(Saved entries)
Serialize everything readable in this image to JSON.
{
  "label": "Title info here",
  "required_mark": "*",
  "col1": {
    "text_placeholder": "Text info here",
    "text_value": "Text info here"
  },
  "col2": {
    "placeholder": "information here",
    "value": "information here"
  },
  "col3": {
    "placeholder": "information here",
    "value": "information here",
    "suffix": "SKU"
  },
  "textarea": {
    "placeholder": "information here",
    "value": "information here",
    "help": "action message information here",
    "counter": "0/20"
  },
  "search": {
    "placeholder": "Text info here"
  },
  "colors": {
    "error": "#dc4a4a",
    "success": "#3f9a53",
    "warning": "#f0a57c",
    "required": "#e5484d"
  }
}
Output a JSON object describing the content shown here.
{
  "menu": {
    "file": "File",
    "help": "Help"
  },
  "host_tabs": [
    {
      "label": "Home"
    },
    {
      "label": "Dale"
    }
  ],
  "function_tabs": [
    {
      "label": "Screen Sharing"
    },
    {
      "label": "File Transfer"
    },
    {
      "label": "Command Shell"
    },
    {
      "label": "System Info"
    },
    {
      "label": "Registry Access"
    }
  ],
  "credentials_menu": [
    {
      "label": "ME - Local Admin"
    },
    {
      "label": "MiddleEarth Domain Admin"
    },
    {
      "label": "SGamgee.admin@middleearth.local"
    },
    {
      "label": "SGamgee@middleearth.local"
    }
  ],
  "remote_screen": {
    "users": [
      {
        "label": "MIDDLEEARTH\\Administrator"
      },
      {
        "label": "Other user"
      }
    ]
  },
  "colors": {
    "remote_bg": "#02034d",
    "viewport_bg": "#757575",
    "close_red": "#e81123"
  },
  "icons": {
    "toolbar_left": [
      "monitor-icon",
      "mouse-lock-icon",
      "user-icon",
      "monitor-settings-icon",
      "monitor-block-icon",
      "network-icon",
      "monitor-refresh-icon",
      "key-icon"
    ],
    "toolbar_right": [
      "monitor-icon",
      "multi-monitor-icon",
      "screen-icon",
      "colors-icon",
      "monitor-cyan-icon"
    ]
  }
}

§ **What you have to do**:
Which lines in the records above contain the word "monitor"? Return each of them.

§ **Output for this task**:
      "monitor-icon",
      "monitor-settings-icon",
      "monitor-block-icon",
      "monitor-refresh-icon",
      "monitor-icon",
      "multi-monitor-icon",
      "monitor-cyan-icon"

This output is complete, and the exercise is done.